'Bridge' directed by Kripal Kalita, is, in fact, the first Assamese film to bag an award in the international competition of IFFI.
Back in 1996, an Assamese film, Adajya, directed by Santwana Bardoloi, had received the jury award in the Asian category of the festival.
Set in the backdrop of Sonarichapori in Upper Assam’s Dhakuakhana, the film depicts the struggles of a teenage girl living along the bank of a tributary of the Brahmaputra river in the absence of a bridge and amid perennial floods.
“Every year during the monsoon, the rising water of the Brahmaputra and its tributaries wash away many villages and cause immense hardships to people across the state. So in the film, I have tried to portray the struggles of a girl, Jonaki, amid floods with the lack of a bridge over the river compounding her woes. He father dies in floods, her brother struggles to go to school wading through the deluge, and then, her marriage cannot materialise because there is no connectivity to her village,” Kalita said.
“This is my first film, and the inspiration comes from the fact that I wanted to make a film on an issue which I have been affected by since my childhood. I grew up in Tamulpur (Baksa district) and have seen how floods affect people every year. Worse still, the absence of basic amenities such as bridges keeps people in the interiors disconnected from the mainland. Because of poor connectivity, people are deprived of proper education and healthcare,” he said.
An independent filmmaker with a theatre background, Kalita started shooting the film in May 2018 with a new cast and crew.
He completed the movie with a limited budget of Rs 32 lakh in February 2020, just before the COVID-triggered lockdown in Assam.
Thereafter, finding distributors became a problem because of the ongoing pandemic.
On the cast, the 43-year-old filmmaker said that he did a lot of research on finding the movie’s protagonist, Jonaki.
“I did not want to take established actors. So I visited villages and did screen tests on about 300 girls before finally finding the right person (Shiva Rani Kalita),” he said.
Kalita hoped he could send a powerful message through the film. “I want floods to be declared a national problem.
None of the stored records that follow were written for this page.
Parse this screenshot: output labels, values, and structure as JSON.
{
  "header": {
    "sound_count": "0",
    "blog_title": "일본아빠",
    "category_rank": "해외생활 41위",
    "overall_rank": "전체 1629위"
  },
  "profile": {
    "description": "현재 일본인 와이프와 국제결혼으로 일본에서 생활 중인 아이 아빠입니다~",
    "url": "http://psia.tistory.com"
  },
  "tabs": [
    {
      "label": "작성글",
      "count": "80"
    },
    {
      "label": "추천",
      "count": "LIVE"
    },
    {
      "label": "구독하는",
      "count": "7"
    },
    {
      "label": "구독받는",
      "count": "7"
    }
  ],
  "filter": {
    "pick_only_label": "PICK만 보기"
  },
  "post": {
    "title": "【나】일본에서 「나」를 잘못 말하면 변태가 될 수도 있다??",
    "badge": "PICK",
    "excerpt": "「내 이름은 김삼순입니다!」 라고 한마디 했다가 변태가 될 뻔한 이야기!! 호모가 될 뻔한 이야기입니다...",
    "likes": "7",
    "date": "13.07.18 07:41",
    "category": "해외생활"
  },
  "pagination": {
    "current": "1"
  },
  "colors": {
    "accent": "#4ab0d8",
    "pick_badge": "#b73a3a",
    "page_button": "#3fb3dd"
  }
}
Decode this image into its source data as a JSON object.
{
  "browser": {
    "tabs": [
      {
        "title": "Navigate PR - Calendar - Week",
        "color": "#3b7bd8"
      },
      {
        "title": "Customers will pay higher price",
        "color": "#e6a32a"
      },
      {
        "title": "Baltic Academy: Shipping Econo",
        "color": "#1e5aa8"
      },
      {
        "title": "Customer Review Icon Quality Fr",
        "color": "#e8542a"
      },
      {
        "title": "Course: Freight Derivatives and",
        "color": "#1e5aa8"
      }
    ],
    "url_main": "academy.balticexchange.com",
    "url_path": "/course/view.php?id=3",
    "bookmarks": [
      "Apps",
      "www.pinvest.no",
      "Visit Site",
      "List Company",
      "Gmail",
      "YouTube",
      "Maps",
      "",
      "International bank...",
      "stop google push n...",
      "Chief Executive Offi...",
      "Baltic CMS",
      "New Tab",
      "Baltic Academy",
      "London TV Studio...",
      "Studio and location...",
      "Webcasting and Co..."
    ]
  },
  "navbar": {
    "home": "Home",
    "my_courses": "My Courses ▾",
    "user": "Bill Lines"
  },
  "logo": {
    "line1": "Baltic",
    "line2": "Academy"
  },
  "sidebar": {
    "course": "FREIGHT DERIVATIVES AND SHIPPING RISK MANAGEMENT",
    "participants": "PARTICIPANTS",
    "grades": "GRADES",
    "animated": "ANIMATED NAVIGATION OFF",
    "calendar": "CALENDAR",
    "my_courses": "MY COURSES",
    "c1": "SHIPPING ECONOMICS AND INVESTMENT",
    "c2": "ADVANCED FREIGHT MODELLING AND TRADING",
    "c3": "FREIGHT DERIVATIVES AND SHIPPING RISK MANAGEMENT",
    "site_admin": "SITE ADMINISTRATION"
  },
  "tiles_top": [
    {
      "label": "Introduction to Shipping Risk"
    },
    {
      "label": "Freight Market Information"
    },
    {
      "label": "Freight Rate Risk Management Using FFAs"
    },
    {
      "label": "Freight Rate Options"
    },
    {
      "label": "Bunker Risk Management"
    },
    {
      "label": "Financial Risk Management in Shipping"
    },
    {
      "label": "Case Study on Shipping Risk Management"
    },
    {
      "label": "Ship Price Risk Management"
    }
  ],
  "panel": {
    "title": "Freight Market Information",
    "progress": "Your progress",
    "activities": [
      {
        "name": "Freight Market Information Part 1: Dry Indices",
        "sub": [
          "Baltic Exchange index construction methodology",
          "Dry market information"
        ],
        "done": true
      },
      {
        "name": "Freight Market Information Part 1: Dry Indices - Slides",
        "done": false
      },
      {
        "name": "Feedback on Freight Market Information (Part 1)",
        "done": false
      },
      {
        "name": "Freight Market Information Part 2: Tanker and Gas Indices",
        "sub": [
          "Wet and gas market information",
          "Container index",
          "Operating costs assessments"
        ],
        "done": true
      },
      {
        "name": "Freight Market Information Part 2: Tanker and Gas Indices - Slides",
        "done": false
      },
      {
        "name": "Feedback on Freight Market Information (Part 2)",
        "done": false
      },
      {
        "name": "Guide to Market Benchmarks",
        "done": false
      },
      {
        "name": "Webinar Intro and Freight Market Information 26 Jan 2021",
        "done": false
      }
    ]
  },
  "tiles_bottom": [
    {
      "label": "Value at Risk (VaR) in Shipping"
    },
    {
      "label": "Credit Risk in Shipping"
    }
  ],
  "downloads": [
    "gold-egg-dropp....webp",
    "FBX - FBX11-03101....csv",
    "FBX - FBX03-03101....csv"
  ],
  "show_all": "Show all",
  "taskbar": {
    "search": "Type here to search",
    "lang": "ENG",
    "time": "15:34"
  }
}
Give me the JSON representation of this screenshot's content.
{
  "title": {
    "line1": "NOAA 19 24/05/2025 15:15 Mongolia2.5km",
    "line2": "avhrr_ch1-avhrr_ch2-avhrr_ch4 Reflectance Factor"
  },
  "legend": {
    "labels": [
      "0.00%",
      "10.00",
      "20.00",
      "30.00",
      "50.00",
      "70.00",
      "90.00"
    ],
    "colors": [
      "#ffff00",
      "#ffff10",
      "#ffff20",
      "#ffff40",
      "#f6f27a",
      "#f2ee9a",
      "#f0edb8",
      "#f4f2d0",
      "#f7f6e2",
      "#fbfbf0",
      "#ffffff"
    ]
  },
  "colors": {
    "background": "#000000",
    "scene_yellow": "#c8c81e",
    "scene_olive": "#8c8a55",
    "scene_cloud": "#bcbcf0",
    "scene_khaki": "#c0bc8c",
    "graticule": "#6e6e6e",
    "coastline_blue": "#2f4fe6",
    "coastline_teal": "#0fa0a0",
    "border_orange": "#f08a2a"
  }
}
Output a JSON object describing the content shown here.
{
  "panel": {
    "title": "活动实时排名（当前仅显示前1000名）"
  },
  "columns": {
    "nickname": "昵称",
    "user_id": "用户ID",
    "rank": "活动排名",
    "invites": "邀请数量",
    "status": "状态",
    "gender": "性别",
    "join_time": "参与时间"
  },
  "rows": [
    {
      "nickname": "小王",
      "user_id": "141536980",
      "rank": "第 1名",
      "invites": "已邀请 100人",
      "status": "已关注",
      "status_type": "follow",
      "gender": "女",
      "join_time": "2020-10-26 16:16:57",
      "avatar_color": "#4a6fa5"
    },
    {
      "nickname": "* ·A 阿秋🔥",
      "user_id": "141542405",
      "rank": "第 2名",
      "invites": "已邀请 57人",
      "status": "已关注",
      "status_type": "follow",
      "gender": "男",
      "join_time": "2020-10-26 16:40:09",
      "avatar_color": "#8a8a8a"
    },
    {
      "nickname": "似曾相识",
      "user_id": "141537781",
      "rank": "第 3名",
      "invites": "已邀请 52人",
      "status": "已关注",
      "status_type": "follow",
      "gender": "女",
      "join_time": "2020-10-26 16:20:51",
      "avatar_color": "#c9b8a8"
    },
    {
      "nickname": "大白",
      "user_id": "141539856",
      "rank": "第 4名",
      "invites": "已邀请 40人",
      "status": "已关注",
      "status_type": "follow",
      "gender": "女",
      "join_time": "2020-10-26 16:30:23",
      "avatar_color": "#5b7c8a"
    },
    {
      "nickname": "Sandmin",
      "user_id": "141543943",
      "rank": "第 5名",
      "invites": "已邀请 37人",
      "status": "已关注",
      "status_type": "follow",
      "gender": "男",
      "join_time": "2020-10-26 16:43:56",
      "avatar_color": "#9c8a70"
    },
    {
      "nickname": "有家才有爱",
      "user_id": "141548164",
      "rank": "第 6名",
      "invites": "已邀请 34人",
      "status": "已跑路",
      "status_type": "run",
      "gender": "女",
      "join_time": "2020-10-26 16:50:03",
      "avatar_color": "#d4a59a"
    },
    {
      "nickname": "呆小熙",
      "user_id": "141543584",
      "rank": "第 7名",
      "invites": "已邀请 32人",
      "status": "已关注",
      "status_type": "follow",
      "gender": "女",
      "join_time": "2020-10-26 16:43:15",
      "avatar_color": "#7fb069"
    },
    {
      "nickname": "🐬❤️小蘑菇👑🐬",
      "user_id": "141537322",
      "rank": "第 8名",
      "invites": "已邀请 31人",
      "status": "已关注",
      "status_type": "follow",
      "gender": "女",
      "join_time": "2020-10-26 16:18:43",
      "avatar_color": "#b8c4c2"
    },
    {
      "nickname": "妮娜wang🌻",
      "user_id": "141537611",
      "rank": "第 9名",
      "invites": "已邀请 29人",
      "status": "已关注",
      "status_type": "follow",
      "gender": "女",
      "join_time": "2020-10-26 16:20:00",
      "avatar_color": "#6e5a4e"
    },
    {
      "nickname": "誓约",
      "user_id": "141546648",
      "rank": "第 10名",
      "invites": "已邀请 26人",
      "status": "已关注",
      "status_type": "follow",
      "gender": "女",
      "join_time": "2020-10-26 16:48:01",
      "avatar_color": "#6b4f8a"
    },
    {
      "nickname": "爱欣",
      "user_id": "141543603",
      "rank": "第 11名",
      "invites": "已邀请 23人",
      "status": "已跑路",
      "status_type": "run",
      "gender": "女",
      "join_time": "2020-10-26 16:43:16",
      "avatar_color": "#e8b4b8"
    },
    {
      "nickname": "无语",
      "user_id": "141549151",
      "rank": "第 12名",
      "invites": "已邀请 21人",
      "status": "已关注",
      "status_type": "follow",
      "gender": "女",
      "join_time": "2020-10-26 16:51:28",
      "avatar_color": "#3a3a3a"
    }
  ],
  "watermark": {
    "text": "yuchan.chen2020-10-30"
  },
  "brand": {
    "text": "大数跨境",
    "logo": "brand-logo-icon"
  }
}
As of now, a solution looks difficult even as I am still optimistic,” he said.
(Edited by Andre Kongri)